The death certificate is mandated by civil law and serves as a medical-scientific document useful for biostatistics and epidemiological research. For a variety of reasons, death certificates can be misclassified. We reviewed data from self-inflicted deaths collected over an 8-year period by the Forensic Institute of the University Sacro Cuore of Rome (Italy). Four hundred and thirty-five of 2904 were classified as self-inflicted deaths (15%). The comparison with death certificates processed by the local public health authority (ASL) and by the Italian National Census Bureau (Istat) and with the judicial investigation results available in the Italian Penal Court archive shows some discrepancies.
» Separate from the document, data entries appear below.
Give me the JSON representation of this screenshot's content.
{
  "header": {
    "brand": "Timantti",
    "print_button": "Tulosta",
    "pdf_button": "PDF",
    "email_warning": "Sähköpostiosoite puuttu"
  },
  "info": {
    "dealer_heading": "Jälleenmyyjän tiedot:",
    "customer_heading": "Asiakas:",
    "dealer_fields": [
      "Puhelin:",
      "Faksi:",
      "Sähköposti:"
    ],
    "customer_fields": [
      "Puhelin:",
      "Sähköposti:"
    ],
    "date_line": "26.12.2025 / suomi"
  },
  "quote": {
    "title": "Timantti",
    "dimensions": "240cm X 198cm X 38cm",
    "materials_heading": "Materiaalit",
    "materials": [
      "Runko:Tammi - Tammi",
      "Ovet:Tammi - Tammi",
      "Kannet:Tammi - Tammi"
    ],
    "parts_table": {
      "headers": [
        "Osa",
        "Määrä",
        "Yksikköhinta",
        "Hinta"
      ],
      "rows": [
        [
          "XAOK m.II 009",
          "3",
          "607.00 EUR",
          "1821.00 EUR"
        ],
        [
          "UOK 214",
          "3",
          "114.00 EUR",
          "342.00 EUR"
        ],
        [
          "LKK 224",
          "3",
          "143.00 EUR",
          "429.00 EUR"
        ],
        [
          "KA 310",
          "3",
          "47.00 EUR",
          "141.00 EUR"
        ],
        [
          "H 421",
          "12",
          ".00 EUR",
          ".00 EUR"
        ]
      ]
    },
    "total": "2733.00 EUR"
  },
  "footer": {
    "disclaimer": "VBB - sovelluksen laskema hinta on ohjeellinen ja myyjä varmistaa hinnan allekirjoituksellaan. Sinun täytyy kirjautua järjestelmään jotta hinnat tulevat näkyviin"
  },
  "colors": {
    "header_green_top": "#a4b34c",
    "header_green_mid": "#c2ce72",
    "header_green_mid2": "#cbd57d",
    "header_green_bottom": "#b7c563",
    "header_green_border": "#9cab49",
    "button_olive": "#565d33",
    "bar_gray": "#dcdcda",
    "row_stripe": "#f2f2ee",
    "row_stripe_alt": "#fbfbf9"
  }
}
One-hundred and twenty-four of 435 deaths were not considered to be self-inflicted but due to a crime (29% overrecording suicide) with a higher reduction for women, suggesting that it is easier to confuse a murder for suicide in female cases. Any discrepancies between the mortality and crime data are discussed in details.
|Journal||Journal of Forensic Sciences|
|Publication status||Published - 2013|
- forensic science, forensic pathology, death certificate, misclassification, public health, statistics, court decision